|"Nursing Home" by Let's Wrestle was released on|
Merge Records on May 17, 2011
Want a case in point? On the opening track, "In Dreams Part II", I stopped the song and played it back just to clarify that I did in fact hear him singing about punching a Pidgeotto in the face. He did. It's not something that draws the listener away, unless of course you want all of your music to be serious and somber. It's clear that the guys in Let's Wrestle are still having fun with it, and it's certainly a joy to listen to. "Nursing Home" boasts the indie rock sound of mid-90's but blends it with the early pop-punk mentalities of bands like Green Day and Weezer. This sound is something that I'm always excited to jump right into, but after about half of the album it's already begun to drag a bit. There are a few tracks the still stick out amongst the crowd like the previously mentioned album opener, "Bad Mamories", and "There's A Rockstar In My Room". These tracks stick out with catchy choruses like the rest of the album, but the subject matter is a bit more interesting than the typical hanging on to your youth indie-rock vibes that the rest of the album shows us.
But to say that it's the same old-same old with this album is a bit unfair, because they do try to stretch their chops a bit with tracks like "For My Mother". All of the sincerity and honesty that can be found in the song with a chorus of "And now she's gone/My mother's sad but I'll take care of her" is sort of overshadowed by the quality of the lyrics. Granted lead singer Wesley Patrick Gonzalez isn't necessarily known for his heart-stopping lyrics, when you hear the track open with the lines "If the children need to go to school/Well I'll do that, that is cool", you kind of cringe at the forced rhyme. His lyricism doesn't really strike massive problems throughout the album, but it certainly grates over time.

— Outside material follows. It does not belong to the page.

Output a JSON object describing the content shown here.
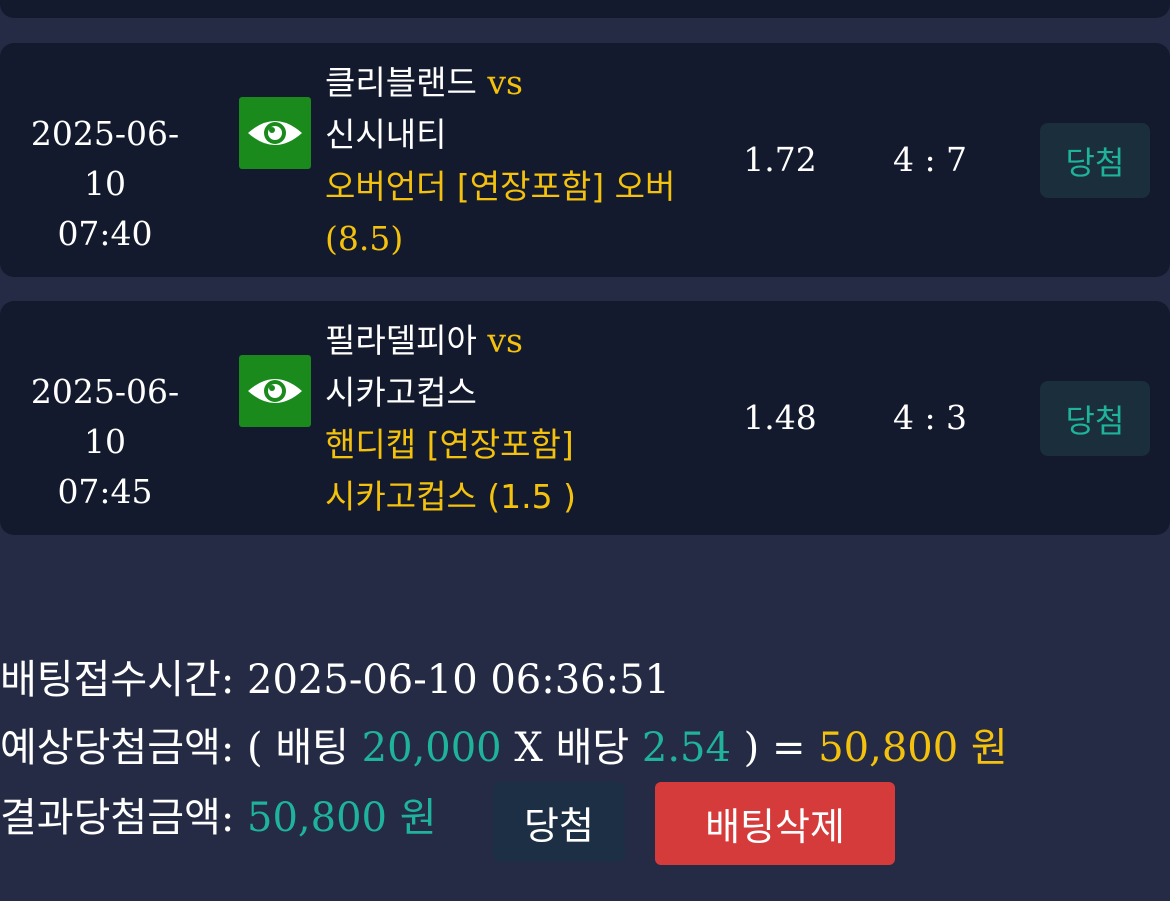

Overall, the album marks a natural progression for the band, but I'm not too sure that Gonzalez has grown in leaps and bounds or anything as a lyricist or as a songwriter. Let's Wrestle has their head on straight and "Nursing Home" does power right on through its thirty minute run-time, but the tracks sort of blend together in a way that it's hard to differentiate one from the other aside from the two slower tracks of "For My Mother" and "Getting Rest". It's a nice album to drive to in the summer heat with windows down, or really anytime where you don't have to sit down and analyze the lyrics. Gonzalez certainly paints the picture he's trying to convey in a perfect image, but that doesn't mean that it's a masterpiece.